What to work on: Copy only what runs from the line containing "What data populates" through the end of the material below, line for line, with both ends included.

Information supplied:
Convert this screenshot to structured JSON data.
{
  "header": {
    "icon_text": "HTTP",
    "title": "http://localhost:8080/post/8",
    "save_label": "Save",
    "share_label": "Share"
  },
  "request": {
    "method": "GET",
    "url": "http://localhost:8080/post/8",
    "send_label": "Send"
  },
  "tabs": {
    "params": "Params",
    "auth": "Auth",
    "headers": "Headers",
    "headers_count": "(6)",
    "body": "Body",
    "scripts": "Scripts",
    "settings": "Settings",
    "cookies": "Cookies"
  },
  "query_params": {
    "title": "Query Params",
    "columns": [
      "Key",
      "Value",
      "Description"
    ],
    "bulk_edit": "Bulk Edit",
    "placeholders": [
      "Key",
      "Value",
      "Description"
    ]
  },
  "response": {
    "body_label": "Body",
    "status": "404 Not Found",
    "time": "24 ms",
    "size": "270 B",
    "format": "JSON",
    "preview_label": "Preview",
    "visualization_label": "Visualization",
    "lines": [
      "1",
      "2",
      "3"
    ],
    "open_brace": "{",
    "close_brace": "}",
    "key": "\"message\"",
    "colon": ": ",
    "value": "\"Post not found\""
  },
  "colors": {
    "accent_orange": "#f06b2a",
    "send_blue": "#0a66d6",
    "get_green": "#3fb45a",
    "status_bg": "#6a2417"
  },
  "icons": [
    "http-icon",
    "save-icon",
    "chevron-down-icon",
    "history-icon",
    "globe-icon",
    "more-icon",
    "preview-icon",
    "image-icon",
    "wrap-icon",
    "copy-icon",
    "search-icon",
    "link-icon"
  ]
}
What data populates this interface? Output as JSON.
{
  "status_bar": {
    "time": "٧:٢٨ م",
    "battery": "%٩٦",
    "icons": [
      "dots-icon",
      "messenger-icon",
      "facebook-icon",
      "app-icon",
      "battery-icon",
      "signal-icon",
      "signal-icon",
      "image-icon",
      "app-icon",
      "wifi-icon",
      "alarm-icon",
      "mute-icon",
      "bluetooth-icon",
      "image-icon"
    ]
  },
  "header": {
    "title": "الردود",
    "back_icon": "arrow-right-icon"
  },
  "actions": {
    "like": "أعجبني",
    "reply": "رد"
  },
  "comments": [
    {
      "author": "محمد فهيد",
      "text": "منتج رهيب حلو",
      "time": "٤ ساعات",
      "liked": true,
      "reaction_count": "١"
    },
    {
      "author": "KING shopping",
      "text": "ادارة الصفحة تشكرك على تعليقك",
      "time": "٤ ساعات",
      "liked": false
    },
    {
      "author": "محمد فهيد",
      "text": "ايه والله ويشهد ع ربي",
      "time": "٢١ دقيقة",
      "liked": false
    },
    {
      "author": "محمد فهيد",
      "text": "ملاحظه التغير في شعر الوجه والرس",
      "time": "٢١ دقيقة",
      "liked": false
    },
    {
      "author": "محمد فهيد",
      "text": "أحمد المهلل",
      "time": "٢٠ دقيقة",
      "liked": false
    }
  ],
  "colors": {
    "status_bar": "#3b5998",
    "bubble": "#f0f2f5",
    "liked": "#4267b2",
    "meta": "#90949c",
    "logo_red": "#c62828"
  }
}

Response area:
What data populates this interface? Output as JSON.
{
  "status_bar": {
    "time": "٧:٢٨ م",
    "battery": "%٩٦",
    "icons": [
      "dots-icon",
      "messenger-icon",
      "facebook-icon",
      "app-icon",
      "battery-icon",
      "signal-icon",
      "signal-icon",
      "image-icon",
      "app-icon",
      "wifi-icon",
      "alarm-icon",
      "mute-icon",
      "bluetooth-icon",
      "image-icon"
    ]
  },
  "header": {
    "title": "الردود",
    "back_icon": "arrow-right-icon"
  },
  "actions": {
    "like": "أعجبني",
    "reply": "رد"
  },
  "comments": [
    {
      "author": "محمد فهيد",
      "text": "منتج رهيب حلو",
      "time": "٤ ساعات",
      "liked": true,
      "reaction_count": "١"
    },
    {
      "author": "KING shopping",
      "text": "ادارة الصفحة تشكرك على تعليقك",
      "time": "٤ ساعات",
      "liked": false
    },
    {
      "author": "محمد فهيد",
      "text": "ايه والله ويشهد ع ربي",
      "time": "٢١ دقيقة",
      "liked": false
    },
    {
      "author": "محمد فهيد",
      "text": "ملاحظه التغير في شعر الوجه والرس",
      "time": "٢١ دقيقة",
      "liked": false
    },
    {
      "author": "محمد فهيد",
      "text": "أحمد المهلل",
      "time": "٢٠ دقيقة",
      "liked": false
    }
  ],
  "colors": {
    "status_bar": "#3b5998",
    "bubble": "#f0f2f5",
    "liked": "#4267b2",
    "meta": "#90949c",
    "logo_red": "#c62828"
  }
}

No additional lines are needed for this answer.